April (or Any Other Month) in Paris - by Ann Kurek

 In 2007 I fulfilled the dream of a lifetime and spent the month of April in Paris.  Paris is the perfect destination for people interested in art, architecture, history, fashion, shopping, food and wine, and romance, just to name a few.  I have visited Paris about a dozen times, in every season, and I can assure you that Paris never disappoints- Paris in real life is just like it is in the movies, only more so!

Whoever is telling you the French are unfriendly doesn’t know the same Parisian I have met. They are not as loud or smiley as Americans, but they are not unfriendly.  I only speak about ten words in French, but I find that with a smile and a willingness to experience another culture I get along just fine. And it is easy to get around in Paris.  You can buy a Metro pass, which allows unlimited use for a specified number of days, or you can purchase a carnet of ten tickets at a reduced price. I can teach anyone how to use the subway system in about five minutes flat.

Paris is not just for museum goers, but I must admit I do love the art.  The Musee d’Orsay, which houses the impressionists and post impressionists, is my favorite museum, but there are at least seven or eight other museums I love, too.  If you are an art lover the Museum Pass is a great bargain that admits you to tons of venues, and you don’t wait in line. Don’t forget the street artists, who will gladly sell you their latest masterpieces or sketch your portrait to take home as a souvenir.

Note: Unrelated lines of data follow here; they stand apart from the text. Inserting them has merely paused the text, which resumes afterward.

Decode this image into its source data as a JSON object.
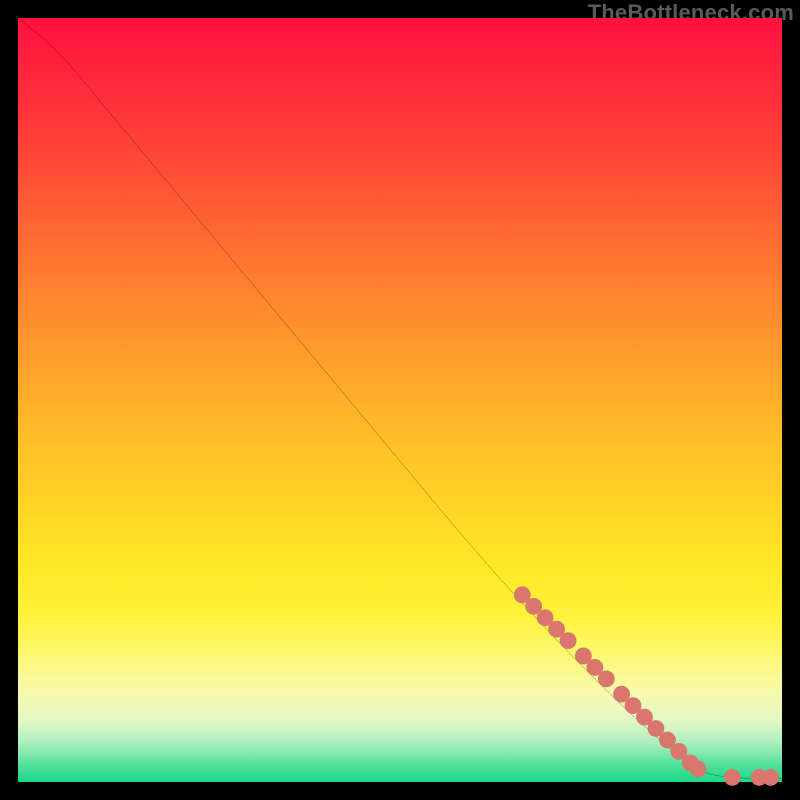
{
  "watermark": "TheBottleneck.com",
  "chart_data": {
    "type": "line",
    "title": "",
    "xlabel": "",
    "ylabel": "",
    "xlim": [
      0,
      100
    ],
    "ylim": [
      0,
      100
    ],
    "curve": [
      {
        "x": 0,
        "y": 100
      },
      {
        "x": 5,
        "y": 96
      },
      {
        "x": 10,
        "y": 90
      },
      {
        "x": 20,
        "y": 78
      },
      {
        "x": 30,
        "y": 66
      },
      {
        "x": 40,
        "y": 54
      },
      {
        "x": 50,
        "y": 42
      },
      {
        "x": 60,
        "y": 30
      },
      {
        "x": 70,
        "y": 19
      },
      {
        "x": 80,
        "y": 9
      },
      {
        "x": 88,
        "y": 2
      },
      {
        "x": 92,
        "y": 0.5
      },
      {
        "x": 100,
        "y": 0.5
      }
    ],
    "points": [
      {
        "x": 66,
        "y": 24.5
      },
      {
        "x": 67.5,
        "y": 23
      },
      {
        "x": 69,
        "y": 21.5
      },
      {
        "x": 70.5,
        "y": 20
      },
      {
        "x": 72,
        "y": 18.5
      },
      {
        "x": 74,
        "y": 16.5
      },
      {
        "x": 75.5,
        "y": 15
      },
      {
        "x": 77,
        "y": 13.5
      },
      {
        "x": 79,
        "y": 11.5
      },
      {
        "x": 80.5,
        "y": 10
      },
      {
        "x": 82,
        "y": 8.5
      },
      {
        "x": 83.5,
        "y": 7
      },
      {
        "x": 85,
        "y": 5.5
      },
      {
        "x": 86.5,
        "y": 4
      },
      {
        "x": 88,
        "y": 2.5
      },
      {
        "x": 89,
        "y": 1.7
      },
      {
        "x": 93.5,
        "y": 0.6
      },
      {
        "x": 97,
        "y": 0.6
      },
      {
        "x": 98.5,
        "y": 0.6
      }
    ],
    "point_radius": 1.1
  }
}
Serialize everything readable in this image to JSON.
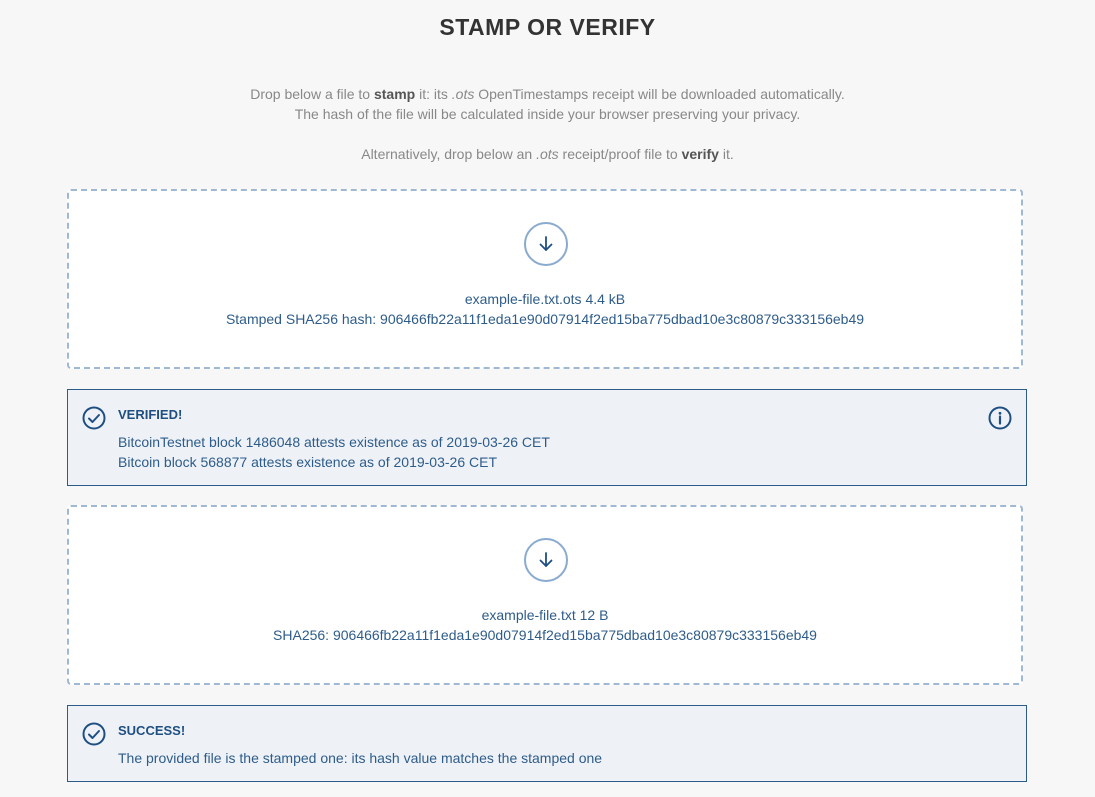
{
  "page": {
    "title": "STAMP OR VERIFY"
  },
  "intro": {
    "line1_a": "Drop below a file to ",
    "line1_b": "stamp",
    "line1_c": " it: its ",
    "line1_d": ".ots",
    "line1_e": " OpenTimestamps receipt will be downloaded automatically.",
    "line2": "The hash of the file will be calculated inside your browser preserving your privacy.",
    "line3_a": "Alternatively, drop below an ",
    "line3_b": ".ots",
    "line3_c": " receipt/proof file to ",
    "line3_d": "verify",
    "line3_e": " it."
  },
  "stamp_drop": {
    "icon": "arrow-down-circle-icon",
    "file_info": "example-file.txt.ots 4.4 kB",
    "hash_line": "Stamped SHA256 hash: 906466fb22a11f1eda1e90d07914f2ed15ba775dbad10e3c80879c333156eb49"
  },
  "verify_status": {
    "icon": "check-circle-icon",
    "title": "VERIFIED!",
    "lines": [
      "BitcoinTestnet block 1486048 attests existence as of 2019-03-26 CET",
      "Bitcoin block 568877 attests existence as of 2019-03-26 CET"
    ],
    "info_icon": "info-icon"
  },
  "file_drop": {
    "icon": "arrow-down-circle-icon",
    "file_info": "example-file.txt 12 B",
    "hash_line": "SHA256: 906466fb22a11f1eda1e90d07914f2ed15ba775dbad10e3c80879c333156eb49"
  },
  "success_status": {
    "icon": "check-circle-icon",
    "title": "SUCCESS!",
    "lines": [
      "The provided file is the stamped one: its hash value matches the stamped one"
    ]
  },
  "colors": {
    "accent": "#2e5c8a",
    "dashed_border": "#9fb8d4",
    "status_bg": "#eef2f7"
  }
}
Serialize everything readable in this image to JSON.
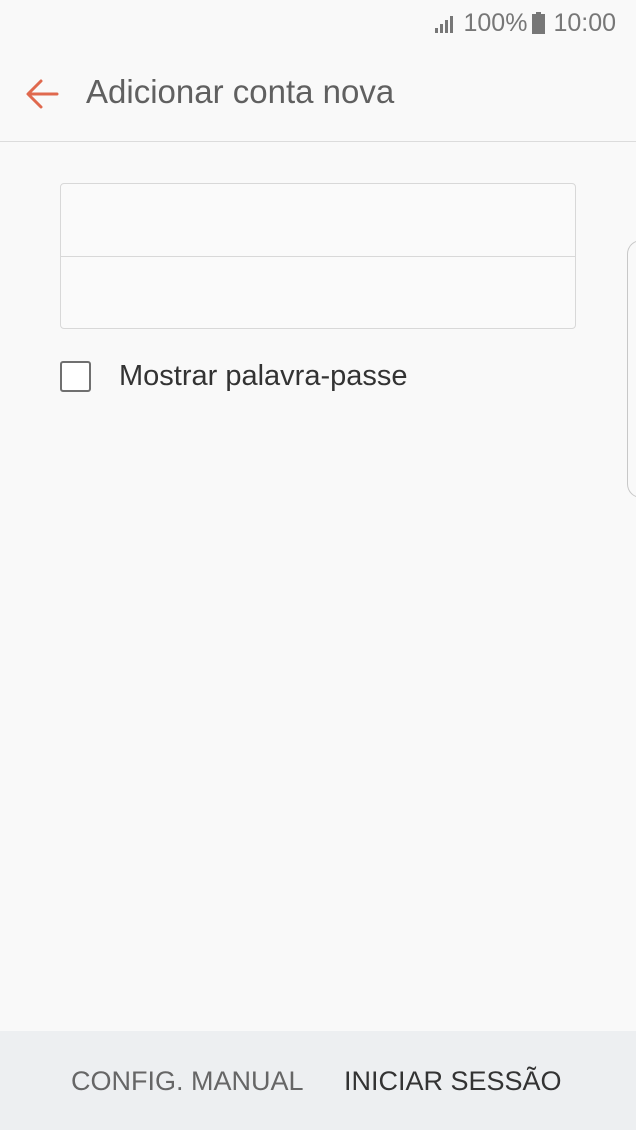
{
  "status_bar": {
    "battery_percent": "100%",
    "time": "10:00",
    "icons": [
      "signal-icon",
      "battery-icon"
    ]
  },
  "app_bar": {
    "title": "Adicionar conta nova",
    "back_icon": "arrow-left-icon",
    "accent_color": "#e0694e"
  },
  "form": {
    "email": {
      "value": "",
      "placeholder": ""
    },
    "password": {
      "value": "",
      "placeholder": ""
    },
    "show_password": {
      "label": "Mostrar palavra-passe",
      "checked": false
    }
  },
  "bottom_bar": {
    "manual_setup_label": "CONFIG. MANUAL",
    "sign_in_label": "INICIAR SESSÃO"
  }
}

There are about five different ways to do Paris, and all have their advantages:

  • Cruisers can visit Paris for a day on a shore excursion. It is like an amuse bouche- just a small taste of the city. The problem is that you usually have to choose between Paris and the Beaches of Normandy which is not an easy choice.  
  • First timers who are a bit nervous in foreign countries might like an escorted tour. All of the worry and planning is done by someone else; all you have to do is show up.  A big advantage of tours is that the guide is explaining what you are seeing and putting it in a historical and cultural perspective. Another bonus is the other travelers you meet.  My husband and I still travel with a couple we met on tour in 1996. 
  • River cruising is my new favorite way to travel. Cruise boats dock on the Seine right in Paris. River cruising offers many of the same advantages as an escorted tour. However, you tend to eat on the boat which is a shame in Paris. My husband contends you can’t get bad food in Paris. If your river cruise starts or ends in Paris, it is easy to add days in the City of Lights on to your vacation.
  • For those of you who want a little more freedom to do your own thing, a city stay might be a good idea. This usually includes your airfare, transfers, a hotel and a city tour. Then you pick and choose from the excursions that appeal to you on an ala carte basis with the help of a “travel concierge” or just explore on your own.
  • FITs or foreign independent travel is for those wanting the most autonomy.  Your travel agent will help you reserve transportation, accommodations, day tours and passes, but then you are on your own. In my experience, at a minimum you should do a half day city tour- you get the lay of the land, the city is put in a historic perspective, you can check a number of “must sees” off your list, and it helps you decide what places you want to revisit in depth. This can be a great way to travel if it suits your personality and temperament.

There is so much to do and see in Paris and the areas around it that I never run out of things to do; but I have to admit that I am easily amused. I love to sit at outdoor cafés, wander down the Rue Montergueil with its tiny specialty shops and street musicians, and just ride buses through the endless neighborhoods. If Paris sounds like your kind of city, let one of our knowledgeable travel agents help you plan the Parisian Holiday that best suites you. And be sure to stop by my desk in the front of the office so I can teach you how the Metro works.

Ann Kurek